> [DATA FOR ANALYSIS]:
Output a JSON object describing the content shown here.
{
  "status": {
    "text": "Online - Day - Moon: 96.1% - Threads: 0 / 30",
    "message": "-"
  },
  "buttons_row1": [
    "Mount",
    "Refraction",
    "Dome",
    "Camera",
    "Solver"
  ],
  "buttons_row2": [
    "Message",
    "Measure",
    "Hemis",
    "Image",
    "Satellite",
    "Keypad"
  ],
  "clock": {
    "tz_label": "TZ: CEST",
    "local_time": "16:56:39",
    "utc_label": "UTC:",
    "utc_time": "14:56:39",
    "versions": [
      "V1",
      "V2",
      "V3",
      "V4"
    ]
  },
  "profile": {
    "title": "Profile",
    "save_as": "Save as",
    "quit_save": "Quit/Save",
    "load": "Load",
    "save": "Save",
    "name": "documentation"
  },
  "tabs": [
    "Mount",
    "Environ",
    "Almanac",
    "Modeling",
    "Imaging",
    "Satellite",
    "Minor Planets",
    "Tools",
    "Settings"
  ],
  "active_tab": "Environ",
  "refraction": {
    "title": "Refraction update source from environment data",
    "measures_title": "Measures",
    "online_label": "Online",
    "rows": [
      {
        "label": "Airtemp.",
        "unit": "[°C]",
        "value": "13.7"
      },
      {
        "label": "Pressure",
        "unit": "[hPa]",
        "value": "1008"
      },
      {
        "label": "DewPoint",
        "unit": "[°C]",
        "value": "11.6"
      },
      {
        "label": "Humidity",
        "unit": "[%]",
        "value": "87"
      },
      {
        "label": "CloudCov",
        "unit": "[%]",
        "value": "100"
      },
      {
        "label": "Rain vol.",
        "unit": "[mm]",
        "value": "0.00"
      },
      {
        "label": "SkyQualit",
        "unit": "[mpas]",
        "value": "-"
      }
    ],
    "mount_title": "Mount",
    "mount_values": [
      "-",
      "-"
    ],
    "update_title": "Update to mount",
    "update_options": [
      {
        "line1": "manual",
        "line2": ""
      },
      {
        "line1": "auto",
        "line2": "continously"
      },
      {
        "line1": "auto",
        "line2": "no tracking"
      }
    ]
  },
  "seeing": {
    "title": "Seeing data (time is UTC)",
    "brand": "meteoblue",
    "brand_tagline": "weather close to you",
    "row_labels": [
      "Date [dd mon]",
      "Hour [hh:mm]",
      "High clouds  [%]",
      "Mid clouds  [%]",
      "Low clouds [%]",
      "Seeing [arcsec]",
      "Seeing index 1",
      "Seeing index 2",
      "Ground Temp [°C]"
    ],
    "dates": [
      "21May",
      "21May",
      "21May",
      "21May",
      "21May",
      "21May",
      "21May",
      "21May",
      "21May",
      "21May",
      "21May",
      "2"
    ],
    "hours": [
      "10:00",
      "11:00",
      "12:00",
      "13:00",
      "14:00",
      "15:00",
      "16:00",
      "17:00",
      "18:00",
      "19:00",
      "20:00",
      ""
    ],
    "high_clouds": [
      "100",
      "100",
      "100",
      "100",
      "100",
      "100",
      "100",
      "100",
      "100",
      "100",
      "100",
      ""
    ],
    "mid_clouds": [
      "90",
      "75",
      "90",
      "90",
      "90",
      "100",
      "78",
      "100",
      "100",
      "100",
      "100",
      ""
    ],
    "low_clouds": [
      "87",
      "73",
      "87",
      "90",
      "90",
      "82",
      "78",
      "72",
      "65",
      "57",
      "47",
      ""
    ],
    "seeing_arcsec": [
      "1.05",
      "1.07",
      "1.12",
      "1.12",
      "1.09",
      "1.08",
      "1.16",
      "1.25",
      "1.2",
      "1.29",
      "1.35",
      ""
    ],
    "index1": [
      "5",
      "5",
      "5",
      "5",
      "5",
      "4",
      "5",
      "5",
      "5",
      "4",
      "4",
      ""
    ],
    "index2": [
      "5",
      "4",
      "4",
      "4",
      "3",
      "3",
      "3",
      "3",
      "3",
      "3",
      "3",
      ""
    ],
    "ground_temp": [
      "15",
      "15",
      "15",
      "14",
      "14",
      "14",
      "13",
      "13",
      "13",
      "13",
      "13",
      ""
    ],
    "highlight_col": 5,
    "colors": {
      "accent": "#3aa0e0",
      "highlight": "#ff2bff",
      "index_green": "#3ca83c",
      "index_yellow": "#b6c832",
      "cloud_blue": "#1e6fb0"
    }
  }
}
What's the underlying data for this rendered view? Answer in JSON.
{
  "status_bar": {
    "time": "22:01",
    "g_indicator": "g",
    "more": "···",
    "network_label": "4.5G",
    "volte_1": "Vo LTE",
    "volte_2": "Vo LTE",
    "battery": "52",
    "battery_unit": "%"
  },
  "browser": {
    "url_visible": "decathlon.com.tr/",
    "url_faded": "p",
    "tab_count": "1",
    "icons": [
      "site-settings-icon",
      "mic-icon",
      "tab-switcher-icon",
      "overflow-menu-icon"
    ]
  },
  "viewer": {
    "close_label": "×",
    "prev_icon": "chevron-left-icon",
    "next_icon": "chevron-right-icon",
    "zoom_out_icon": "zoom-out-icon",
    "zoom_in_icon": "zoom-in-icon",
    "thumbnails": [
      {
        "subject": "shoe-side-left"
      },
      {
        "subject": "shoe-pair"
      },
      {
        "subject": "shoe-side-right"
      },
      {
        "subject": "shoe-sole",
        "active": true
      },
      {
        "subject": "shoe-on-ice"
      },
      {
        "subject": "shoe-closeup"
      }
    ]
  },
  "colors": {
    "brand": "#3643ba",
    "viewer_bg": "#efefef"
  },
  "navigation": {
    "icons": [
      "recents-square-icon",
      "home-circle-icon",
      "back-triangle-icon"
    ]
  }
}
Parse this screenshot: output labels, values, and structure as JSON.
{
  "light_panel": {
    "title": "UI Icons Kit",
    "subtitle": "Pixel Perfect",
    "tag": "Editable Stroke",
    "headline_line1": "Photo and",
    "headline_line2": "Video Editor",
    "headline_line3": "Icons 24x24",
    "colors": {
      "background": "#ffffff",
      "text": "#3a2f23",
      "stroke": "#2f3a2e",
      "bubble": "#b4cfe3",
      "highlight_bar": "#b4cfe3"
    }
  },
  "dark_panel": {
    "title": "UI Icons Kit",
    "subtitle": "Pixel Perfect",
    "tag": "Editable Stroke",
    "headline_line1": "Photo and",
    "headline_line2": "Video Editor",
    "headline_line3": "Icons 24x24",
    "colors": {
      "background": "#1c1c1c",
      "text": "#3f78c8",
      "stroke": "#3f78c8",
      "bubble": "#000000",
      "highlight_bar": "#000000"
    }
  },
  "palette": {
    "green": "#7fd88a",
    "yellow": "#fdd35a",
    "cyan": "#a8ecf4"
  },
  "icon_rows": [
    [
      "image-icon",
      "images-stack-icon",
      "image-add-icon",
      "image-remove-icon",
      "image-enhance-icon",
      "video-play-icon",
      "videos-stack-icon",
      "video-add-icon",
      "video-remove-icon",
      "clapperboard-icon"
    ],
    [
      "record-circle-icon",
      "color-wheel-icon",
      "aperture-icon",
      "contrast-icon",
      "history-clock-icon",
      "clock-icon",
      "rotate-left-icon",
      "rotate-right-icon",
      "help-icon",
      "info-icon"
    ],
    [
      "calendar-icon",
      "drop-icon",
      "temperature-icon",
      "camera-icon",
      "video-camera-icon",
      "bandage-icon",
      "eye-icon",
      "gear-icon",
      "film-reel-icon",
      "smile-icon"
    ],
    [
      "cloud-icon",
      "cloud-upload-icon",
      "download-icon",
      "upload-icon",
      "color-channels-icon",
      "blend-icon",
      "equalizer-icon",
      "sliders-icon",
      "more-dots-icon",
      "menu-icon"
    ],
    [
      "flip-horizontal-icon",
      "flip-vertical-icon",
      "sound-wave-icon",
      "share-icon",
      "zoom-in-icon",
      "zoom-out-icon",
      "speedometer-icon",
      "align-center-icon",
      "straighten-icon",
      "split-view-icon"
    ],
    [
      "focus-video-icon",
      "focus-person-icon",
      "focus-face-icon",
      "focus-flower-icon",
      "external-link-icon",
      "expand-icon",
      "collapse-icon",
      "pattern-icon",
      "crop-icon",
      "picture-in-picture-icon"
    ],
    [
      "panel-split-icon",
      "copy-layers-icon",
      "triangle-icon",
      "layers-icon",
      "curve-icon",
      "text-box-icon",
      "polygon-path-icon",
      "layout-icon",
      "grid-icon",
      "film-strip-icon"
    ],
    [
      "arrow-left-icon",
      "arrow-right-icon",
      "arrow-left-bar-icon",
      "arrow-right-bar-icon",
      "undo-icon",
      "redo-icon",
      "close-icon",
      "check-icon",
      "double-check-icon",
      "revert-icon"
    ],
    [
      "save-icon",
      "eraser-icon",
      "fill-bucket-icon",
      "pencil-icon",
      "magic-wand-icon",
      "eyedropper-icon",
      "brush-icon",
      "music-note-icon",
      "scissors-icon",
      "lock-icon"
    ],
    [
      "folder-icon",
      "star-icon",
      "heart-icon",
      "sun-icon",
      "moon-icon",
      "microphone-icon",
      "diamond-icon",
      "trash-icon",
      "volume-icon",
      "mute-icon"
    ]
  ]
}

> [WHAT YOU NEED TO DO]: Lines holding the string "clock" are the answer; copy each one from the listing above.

> [RESPONSE TO THIS EXERCISE]:
  "clock": {
      "history-clock-icon",
      "clock-icon",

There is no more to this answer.